So much for Fr. Jenkins’ claims that, by honoring Obama, they would have a “discussion” about abortion or some kind of “persuasion” or “discourse”. It sounded like a pretty much wall-to-wall lovefest. Sort of like “persuading” China to improve its human rights record by giving them every political and economic concession they want. Yeah, that worked really well; just ask the jailed lawyer who tried to expose the forced abortions (which are supposed to be illegal, anyways) under the One Child Policy. Gee, it gives the impression that we really didn’t care about either China’s human rights abuses or Obama’s radically pro-abortion record.
The good news is, Fr. Jenkins, et al., have probably managed to lay to rest any remaining doubt that Notre Dame might have some interest in being a truly Catholic university anymore…
While writing an answer to our local paper (more on that later), I came across this set of photos from Voices Carry, via Jill Stanek’s blog (Jill Stanek was the nurse who blew the whistle on aborted babies who didn’t die being left in dirty laundry or buckets of water to kill them). I’m just giving you the juxtaposed photos; go read the rest of the post. I agree with VC: Obama already got his thunderous ovation, but this priest has earned one from the more important audience. (Obama is shown receiving his honorary award, the priest is receiving a jail tag from the police.)
Randall Terry made the comment in a newsletter once that only priests who had an arrest record for abortion protests, or at the very least a record of having participated actively in the pro-life movement, should be considered for promotion to bishop.
Where were the bishops at Notre Dame?
The local bishop refused to attend the graduation, for the first time in twenty years as the bishop of the diocese, but, as far as I’ve heard, he wasn’t at the alternate graduation for the pro-life seniors.
Archbishop Burke, formerly of St. Louis and now working at the Vatican, denounced the debacle at Notre Dame to the National Catholic Prayer Breakfast… but none of the U.S. bishops were at Notre Dame to protest, or even said much.
Dr. Alan Keyes, who was arrested for protesting, said on Sean Hannity’s show on Fox News that Bishop Sheen once said that the laity will save the Church. I’ll take heart in the fact that Bishop Sheen has been downright prophetic on many other things about our society and Church; maybe he was right.

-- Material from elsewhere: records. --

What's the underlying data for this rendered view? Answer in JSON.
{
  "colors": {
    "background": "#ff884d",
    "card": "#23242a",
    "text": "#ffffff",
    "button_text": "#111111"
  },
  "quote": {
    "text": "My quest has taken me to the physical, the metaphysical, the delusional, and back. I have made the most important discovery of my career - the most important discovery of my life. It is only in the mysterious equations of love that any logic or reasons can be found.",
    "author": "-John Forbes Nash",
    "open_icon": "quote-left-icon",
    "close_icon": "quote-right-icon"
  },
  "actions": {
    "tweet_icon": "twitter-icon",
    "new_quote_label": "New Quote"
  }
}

But why aren’t the leaders leading? Is this why they like the UN so much: both the bishops and the UN prefer to hurl sharply worded papers (preferably with $5 words to make sure few people understand it) from a distance and pretend they’ve solved the problem while the massacres continue?

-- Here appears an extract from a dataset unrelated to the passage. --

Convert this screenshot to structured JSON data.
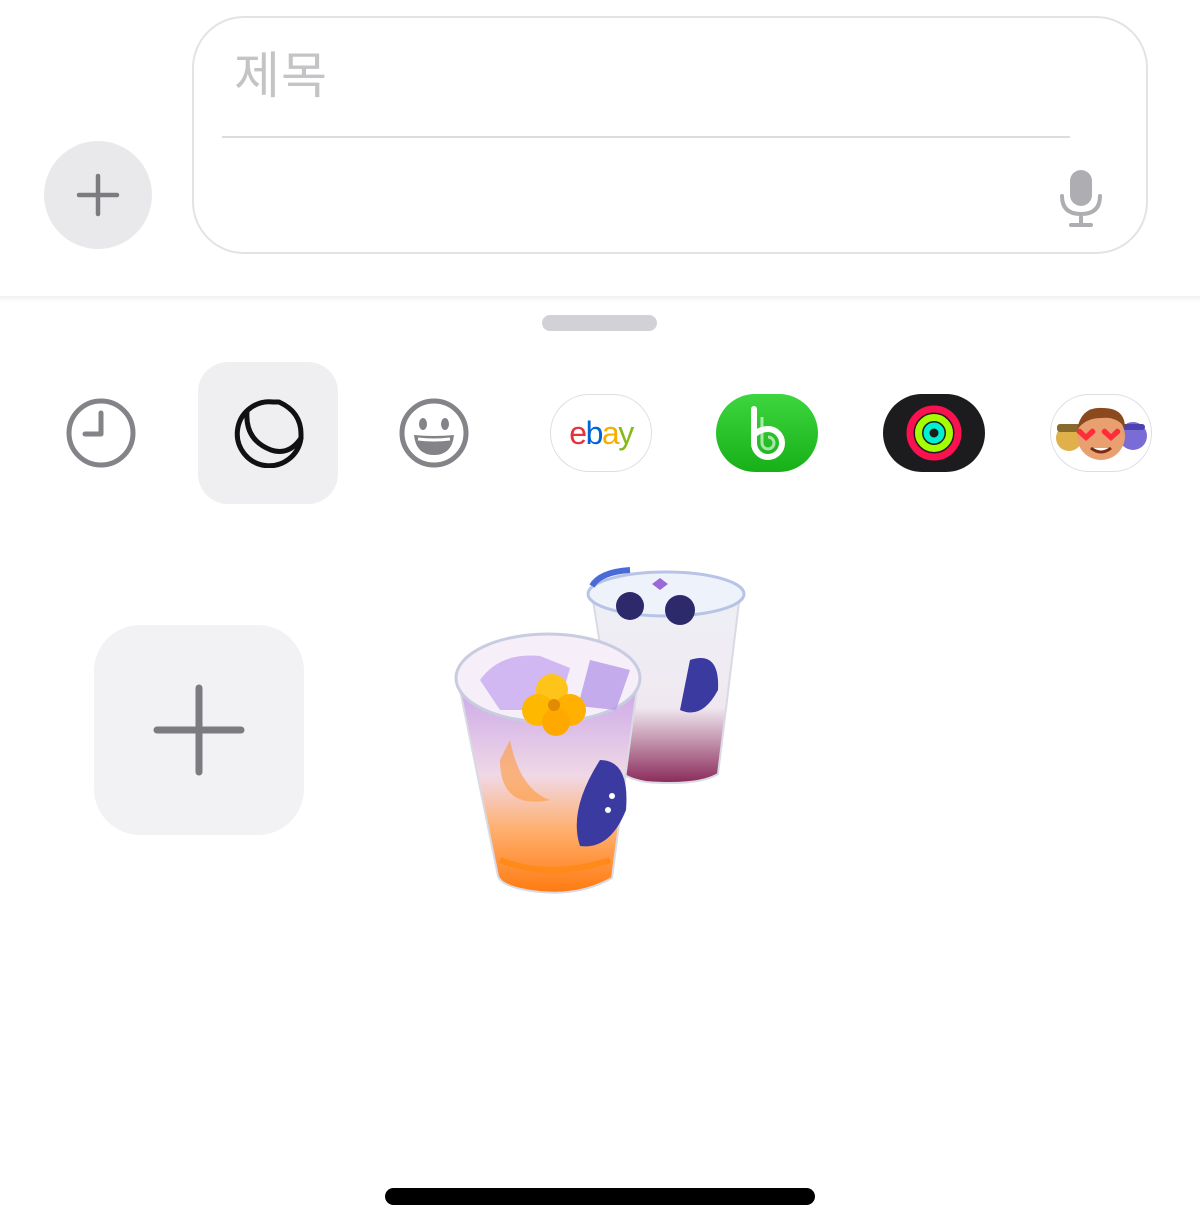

I’m not trying to be disobedient or disrespectful of my bishop. I’ve written his office a few times, things along the lines of, “Can we expect to see a letter or press release on this? Please? Anything?” I read the pope’s encyclicals, addresses, etc. when I have time. I try to “think with the mind of the Church” as the saying goes. The Church is soundly pro-life. We have a tradition of being outspoken. (Remember Peter and Paul in Acts getting flogged, arrested, and thrown out of cities for speaking boldly in the name of Christ?) Bishops, in fact, wear red to remind them that they, too, must be ready like the martyrs were to let their blood be spilled for the sake of Christ and His Church. (Do they remember that? Paper cuts don’t count!)

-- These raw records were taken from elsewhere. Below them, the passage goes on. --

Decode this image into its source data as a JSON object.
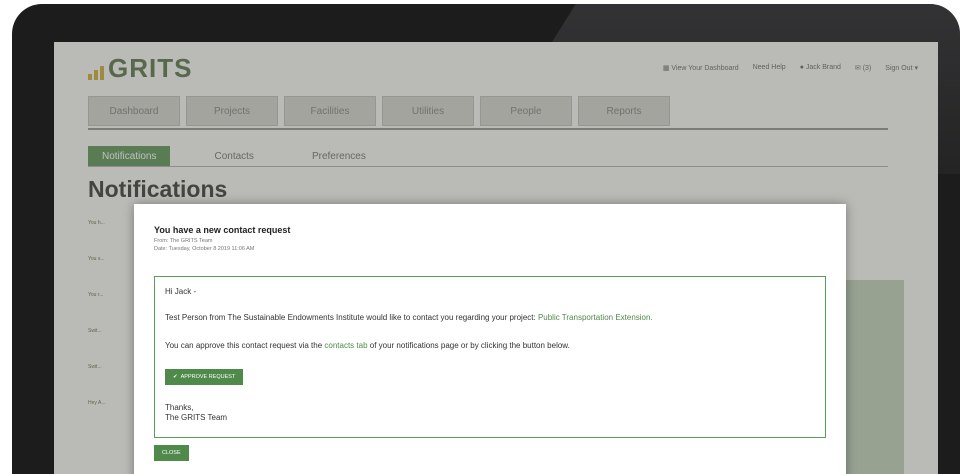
{
  "app": {
    "logo": "GRITS",
    "accent": "#4f8a4a",
    "logo_bars_color": "#c9a227"
  },
  "topmenu": {
    "items": [
      {
        "icon": "tile-icon",
        "label": "View Your Dashboard"
      },
      {
        "label": "Need Help"
      },
      {
        "icon": "user-icon",
        "label": "Jack Brand"
      },
      {
        "icon": "mail-icon",
        "label": "(3)"
      },
      {
        "label": "Sign Out"
      }
    ]
  },
  "nav": {
    "tabs": [
      "Dashboard",
      "Projects",
      "Facilities",
      "Utilities",
      "People",
      "Reports"
    ]
  },
  "subtabs": [
    {
      "label": "Notifications",
      "active": true
    },
    {
      "label": "Contacts",
      "active": false
    },
    {
      "label": "Preferences",
      "active": false
    }
  ],
  "page": {
    "title": "Notifications",
    "list": [
      "You h...",
      "You s...",
      "You r...",
      "Swit...",
      "Swit...",
      "Hey A..."
    ]
  },
  "modal": {
    "title": "You have a new contact request",
    "from": "From: The GRITS Team",
    "date": "Date: Tuesday, October 8 2019 11:06 AM",
    "greeting": "Hi Jack -",
    "line1_pre": "Test Person from The Sustainable Endowments Institute would like to contact you regarding your project: ",
    "line1_link": "Public Transportation Extension.",
    "line2_pre": "You can approve this contact request via the ",
    "line2_link": "contacts tab",
    "line2_post": " of your notifications page or by clicking the button below.",
    "approve_label": "APPROVE REQUEST",
    "thanks": "Thanks,",
    "team": "The GRITS Team",
    "close_label": "CLOSE"
  }
}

I don’t want to lead the Church; I have other callings, other things to be taking care of (three of them, in fact, who are finally in bed). I have no interest in “fixing” the problem by ordaining women. I don’t think lay boards will improve the situation, either. More or different groups in power won’t solve the fundamental problem.
I want the shepherds to lead.
But I won’t wait for them, either, if they insist on being silent.